> _Excerpts from an interface dataset_:
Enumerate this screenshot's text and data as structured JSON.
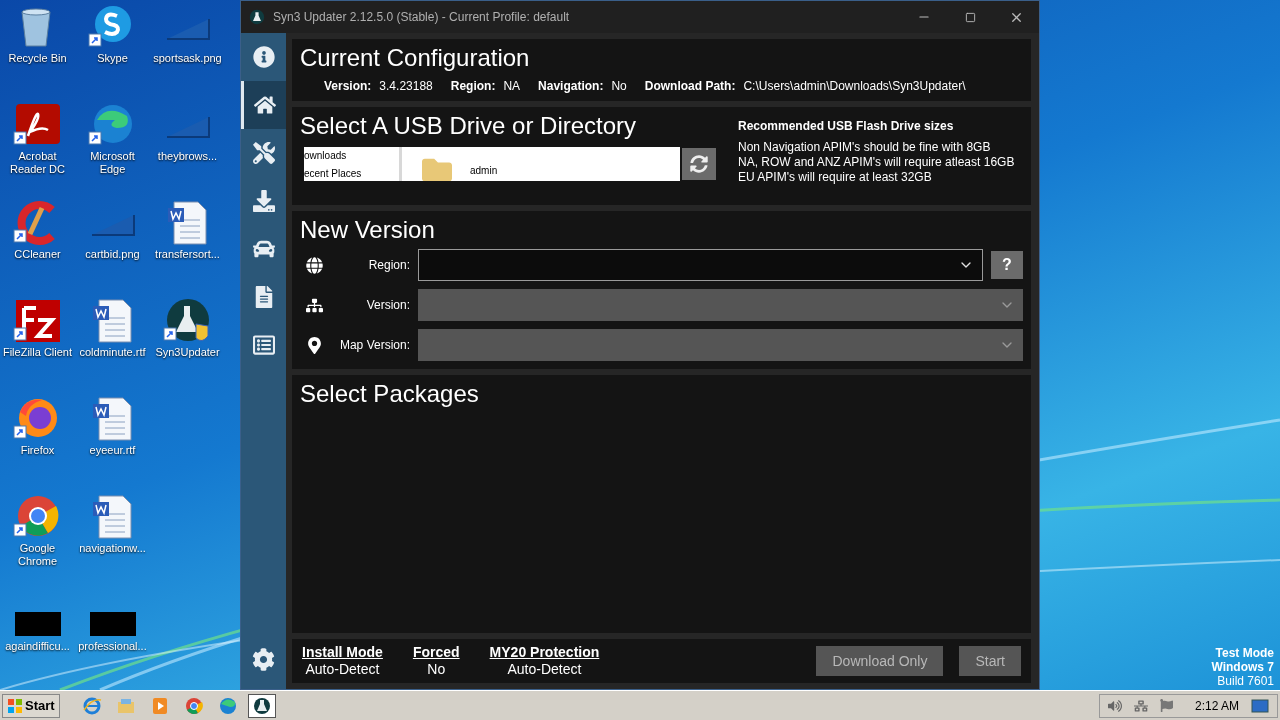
{
  "desktop": {
    "columns": [
      [
        {
          "label": "Recycle Bin",
          "kind": "recycle"
        },
        {
          "label": "Acrobat Reader DC",
          "kind": "acrobat"
        },
        {
          "label": "CCleaner",
          "kind": "ccleaner"
        },
        {
          "label": "FileZilla Client",
          "kind": "filezilla"
        },
        {
          "label": "Firefox",
          "kind": "firefox"
        },
        {
          "label": "Google Chrome",
          "kind": "chrome"
        },
        {
          "label": "againdifficu...",
          "kind": "blacked"
        }
      ],
      [
        {
          "label": "Skype",
          "kind": "skype"
        },
        {
          "label": "Microsoft Edge",
          "kind": "edge"
        },
        {
          "label": "cartbid.png",
          "kind": "image"
        },
        {
          "label": "coldminute.rtf",
          "kind": "word"
        },
        {
          "label": "eyeeur.rtf",
          "kind": "word"
        },
        {
          "label": "navigationw...",
          "kind": "word"
        },
        {
          "label": "professional...",
          "kind": "blacked"
        }
      ],
      [
        {
          "label": "sportsask.png",
          "kind": "image"
        },
        {
          "label": "theybrows...",
          "kind": "image"
        },
        {
          "label": "transfersort...",
          "kind": "word"
        },
        {
          "label": "Syn3Updater",
          "kind": "syn3"
        }
      ]
    ]
  },
  "watermark_os": [
    "Test Mode",
    "Windows 7",
    "Build 7601"
  ],
  "window": {
    "title": "Syn3 Updater 2.12.5.0 (Stable) - Current Profile: default",
    "sidebar": [
      {
        "kind": "info",
        "selected": false
      },
      {
        "kind": "home",
        "selected": true
      },
      {
        "kind": "tools",
        "selected": false
      },
      {
        "kind": "download",
        "selected": false
      },
      {
        "kind": "car",
        "selected": false
      },
      {
        "kind": "document",
        "selected": false
      },
      {
        "kind": "log",
        "selected": false
      }
    ],
    "current_configuration": {
      "heading": "Current Configuration",
      "fields": [
        {
          "label": "Version:",
          "value": "3.4.23188"
        },
        {
          "label": "Region:",
          "value": "NA"
        },
        {
          "label": "Navigation:",
          "value": "No"
        },
        {
          "label": "Download Path:",
          "value": "C:\\Users\\admin\\Downloads\\Syn3Updater\\"
        }
      ]
    },
    "usb": {
      "heading": "Select A USB Drive or Directory",
      "folders": [
        "ownloads",
        "ecent Places"
      ],
      "files": [
        "admin"
      ],
      "recommended_title": "Recommended USB Flash Drive sizes",
      "recommended_lines": [
        "Non Navigation APIM's should be fine with 8GB",
        "NA, ROW and ANZ APIM's will require atleast 16GB",
        "EU APIM's will require at least 32GB"
      ]
    },
    "new_version": {
      "heading": "New Version",
      "rows": [
        {
          "kind": "globe",
          "label": "Region:",
          "disabled": false,
          "help": "?"
        },
        {
          "kind": "tree",
          "label": "Version:",
          "disabled": true
        },
        {
          "kind": "pin",
          "label": "Map Version:",
          "disabled": true
        }
      ]
    },
    "packages": {
      "heading": "Select Packages"
    },
    "footer": {
      "settings": [
        {
          "label": "Install Mode",
          "value": "Auto-Detect"
        },
        {
          "label": "Forced",
          "value": "No"
        },
        {
          "label": "MY20 Protection",
          "value": "Auto-Detect"
        }
      ],
      "buttons": [
        "Download Only",
        "Start"
      ]
    }
  },
  "taskbar": {
    "start": "Start",
    "items": [
      {
        "kind": "ie",
        "selected": false
      },
      {
        "kind": "explorer",
        "selected": false
      },
      {
        "kind": "media",
        "selected": false
      },
      {
        "kind": "chrome",
        "selected": false
      },
      {
        "kind": "edge",
        "selected": false
      },
      {
        "kind": "syn3",
        "selected": true
      }
    ],
    "time": "2:12 AM"
  }
}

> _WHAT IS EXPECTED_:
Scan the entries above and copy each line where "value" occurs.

> _SOLUTION TO THE EXERCISE_:
          "value": "3.4.23188"
          "value": "NA"
          "value": "No"
          "value": "C:\\Users\\admin\\Downloads\\Syn3Updater\\"
          "value": "Auto-Detect"
          "value": "No"
          "value": "Auto-Detect"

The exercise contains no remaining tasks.